* Assigned task *
Your copy should match the records below exactly, except for the pictures.

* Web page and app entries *
┌──

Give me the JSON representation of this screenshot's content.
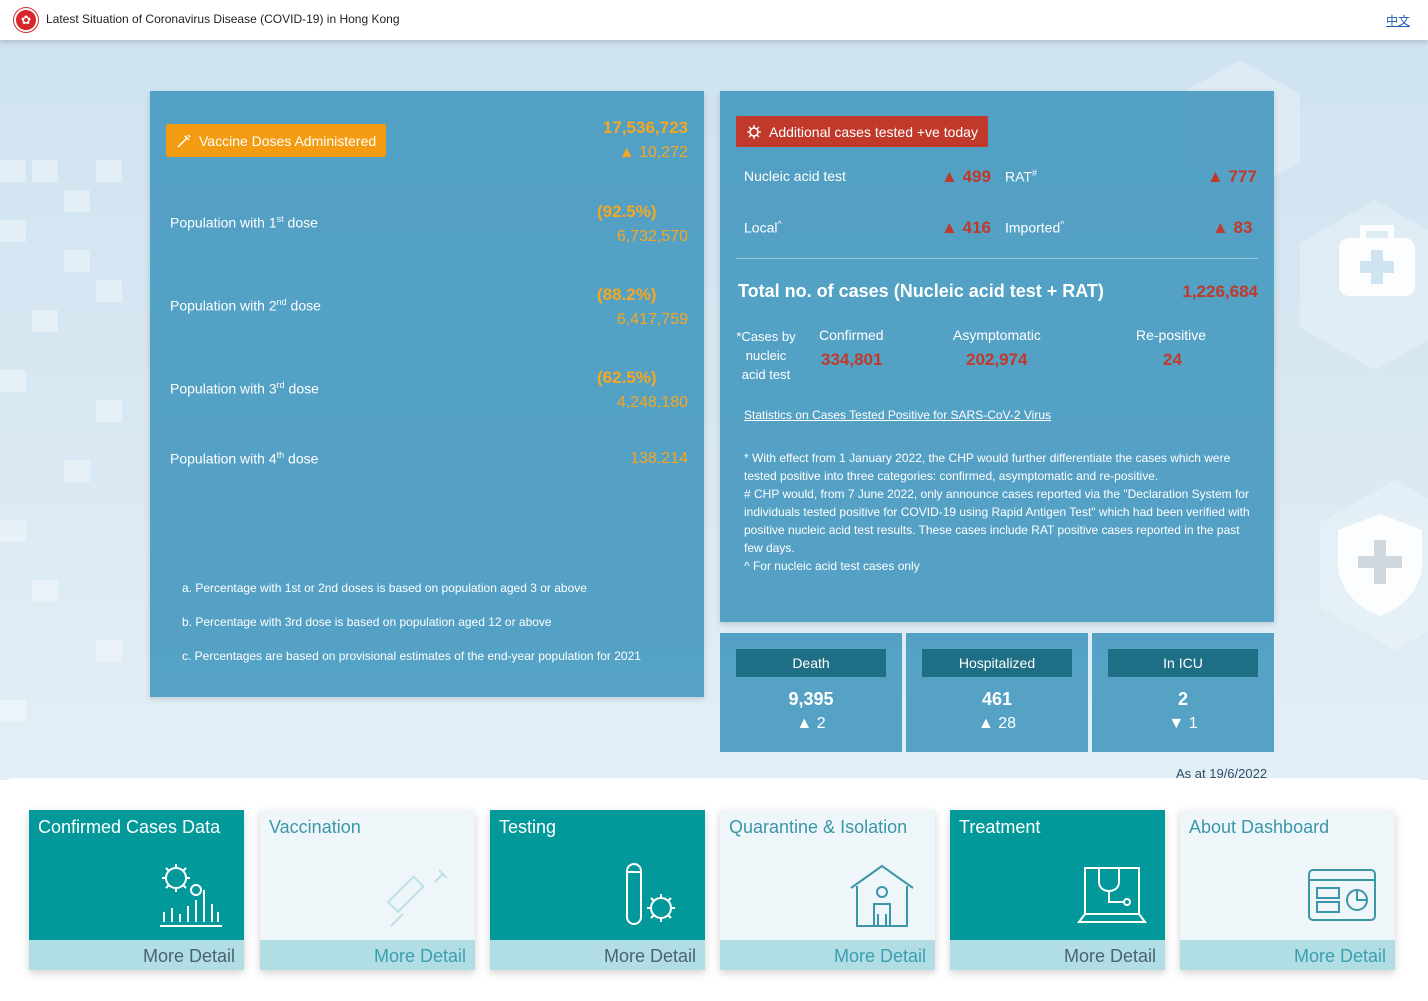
{
  "header": {
    "title": "Latest Situation of Coronavirus Disease (COVID-19) in Hong Kong",
    "lang": "中文"
  },
  "vaccine": {
    "badge": "Vaccine Doses Administered",
    "total": "17,536,723",
    "delta": "▲ 10,272",
    "doses": [
      {
        "prefix": "Population with 1",
        "sup": "st",
        "suffix": " dose",
        "pct": "(92.5%)",
        "count": "6,732,570"
      },
      {
        "prefix": "Population with 2",
        "sup": "nd",
        "suffix": " dose",
        "pct": "(88.2%)",
        "count": "6,417,759"
      },
      {
        "prefix": "Population with 3",
        "sup": "rd",
        "suffix": " dose",
        "pct": "(62.5%)",
        "count": "4,248,180"
      },
      {
        "prefix": "Population with 4",
        "sup": "th",
        "suffix": " dose",
        "pct": "",
        "count": "138,214"
      }
    ],
    "notes": [
      "a. Percentage with 1st or 2nd doses is based on population aged 3 or above",
      "b. Percentage with 3rd dose is based on population aged 12 or above",
      "c. Percentages are based on provisional estimates of the end-year population for 2021"
    ]
  },
  "cases": {
    "badge": "Additional cases tested +ve today",
    "nucleic_label": "Nucleic acid test",
    "nucleic_val": "▲ 499",
    "rat_label": "RAT",
    "rat_sup": "#",
    "rat_val": "▲ 777",
    "local_label": "Local",
    "local_sup": "^",
    "local_val": "▲ 416",
    "imported_label": "Imported",
    "imported_sup": "^",
    "imported_val": "▲ 83",
    "total_label": "Total no. of cases (Nucleic acid test + RAT)",
    "total_val": "1,226,684",
    "by_test_label_1": "*Cases by",
    "by_test_label_2": "nucleic",
    "by_test_label_3": "acid test",
    "confirmed_label": "Confirmed",
    "confirmed_val": "334,801",
    "asym_label": "Asymptomatic",
    "asym_val": "202,974",
    "repos_label": "Re-positive",
    "repos_val": "24",
    "stats_link": "Statistics on Cases Tested Positive for SARS-CoV-2 Virus",
    "footnote_1": "* With effect from 1 January 2022, the CHP would further differentiate the cases which were tested positive into three categories: confirmed, asymptomatic and re-positive.",
    "footnote_2": "# CHP would, from 7 June 2022, only announce cases reported via the \"Declaration System for individuals tested positive for COVID-19 using Rapid Antigen Test\" which had been verified with positive nucleic acid test results. These cases include RAT positive cases reported in the past few days.",
    "footnote_3": "^ For nucleic acid test cases only"
  },
  "mini": [
    {
      "label": "Death",
      "value": "9,395",
      "delta": "▲ 2"
    },
    {
      "label": "Hospitalized",
      "value": "461",
      "delta": "▲ 28"
    },
    {
      "label": "In ICU",
      "value": "2",
      "delta": "▼ 1"
    }
  ],
  "as_at": "As at 19/6/2022",
  "cards": [
    {
      "title": "Confirmed Cases Data",
      "foot": "More Detail",
      "style": "dark"
    },
    {
      "title": "Vaccination",
      "foot": "More Detail",
      "style": "light"
    },
    {
      "title": "Testing",
      "foot": "More Detail",
      "style": "dark"
    },
    {
      "title": "Quarantine & Isolation",
      "foot": "More Detail",
      "style": "light"
    },
    {
      "title": "Treatment",
      "foot": "More Detail",
      "style": "dark"
    },
    {
      "title": "About Dashboard",
      "foot": "More Detail",
      "style": "light"
    }
  ],
  "colors": {
    "panel": "#3c94bc",
    "orange": "#f39c12",
    "red": "#c0392b",
    "teal": "#03999a"
  }
}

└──

* Result of this task *
Give me the JSON representation of this screenshot's content.
{
  "header": {
    "title": "Latest Situation of Coronavirus Disease (COVID-19) in Hong Kong",
    "lang": "中文"
  },
  "vaccine": {
    "badge": "Vaccine Doses Administered",
    "total": "17,536,723",
    "delta": "▲ 10,272",
    "doses": [
      {
        "prefix": "Population with 1",
        "sup": "st",
        "suffix": " dose",
        "pct": "(92.5%)",
        "count": "6,732,570"
      },
      {
        "prefix": "Population with 2",
        "sup": "nd",
        "suffix": " dose",
        "pct": "(88.2%)",
        "count": "6,417,759"
      },
      {
        "prefix": "Population with 3",
        "sup": "rd",
        "suffix": " dose",
        "pct": "(62.5%)",
        "count": "4,248,180"
      },
      {
        "prefix": "Population with 4",
        "sup": "th",
        "suffix": " dose",
        "pct": "",
        "count": "138,214"
      }
    ],
    "notes": [
      "a. Percentage with 1st or 2nd doses is based on population aged 3 or above",
      "b. Percentage with 3rd dose is based on population aged 12 or above",
      "c. Percentages are based on provisional estimates of the end-year population for 2021"
    ]
  },
  "cases": {
    "badge": "Additional cases tested +ve today",
    "nucleic_label": "Nucleic acid test",
    "nucleic_val": "▲ 499",
    "rat_label": "RAT",
    "rat_sup": "#",
    "rat_val": "▲ 777",
    "local_label": "Local",
    "local_sup": "^",
    "local_val": "▲ 416",
    "imported_label": "Imported",
    "imported_sup": "^",
    "imported_val": "▲ 83",
    "total_label": "Total no. of cases (Nucleic acid test + RAT)",
    "total_val": "1,226,684",
    "by_test_label_1": "*Cases by",
    "by_test_label_2": "nucleic",
    "by_test_label_3": "acid test",
    "confirmed_label": "Confirmed",
    "confirmed_val": "334,801",
    "asym_label": "Asymptomatic",
    "asym_val": "202,974",
    "repos_label": "Re-positive",
    "repos_val": "24",
    "stats_link": "Statistics on Cases Tested Positive for SARS-CoV-2 Virus",
    "footnote_1": "* With effect from 1 January 2022, the CHP would further differentiate the cases which were tested positive into three categories: confirmed, asymptomatic and re-positive.",
    "footnote_2": "# CHP would, from 7 June 2022, only announce cases reported via the \"Declaration System for individuals tested positive for COVID-19 using Rapid Antigen Test\" which had been verified with positive nucleic acid test results. These cases include RAT positive cases reported in the past few days.",
    "footnote_3": "^ For nucleic acid test cases only"
  },
  "mini": [
    {
      "label": "Death",
      "value": "9,395",
      "delta": "▲ 2"
    },
    {
      "label": "Hospitalized",
      "value": "461",
      "delta": "▲ 28"
    },
    {
      "label": "In ICU",
      "value": "2",
      "delta": "▼ 1"
    }
  ],
  "as_at": "As at 19/6/2022",
  "cards": [
    {
      "title": "Confirmed Cases Data",
      "foot": "More Detail",
      "style": "dark"
    },
    {
      "title": "Vaccination",
      "foot": "More Detail",
      "style": "light"
    },
    {
      "title": "Testing",
      "foot": "More Detail",
      "style": "dark"
    },
    {
      "title": "Quarantine & Isolation",
      "foot": "More Detail",
      "style": "light"
    },
    {
      "title": "Treatment",
      "foot": "More Detail",
      "style": "dark"
    },
    {
      "title": "About Dashboard",
      "foot": "More Detail",
      "style": "light"
    }
  ],
  "colors": {
    "panel": "#3c94bc",
    "orange": "#f39c12",
    "red": "#c0392b",
    "teal": "#03999a"
  }
}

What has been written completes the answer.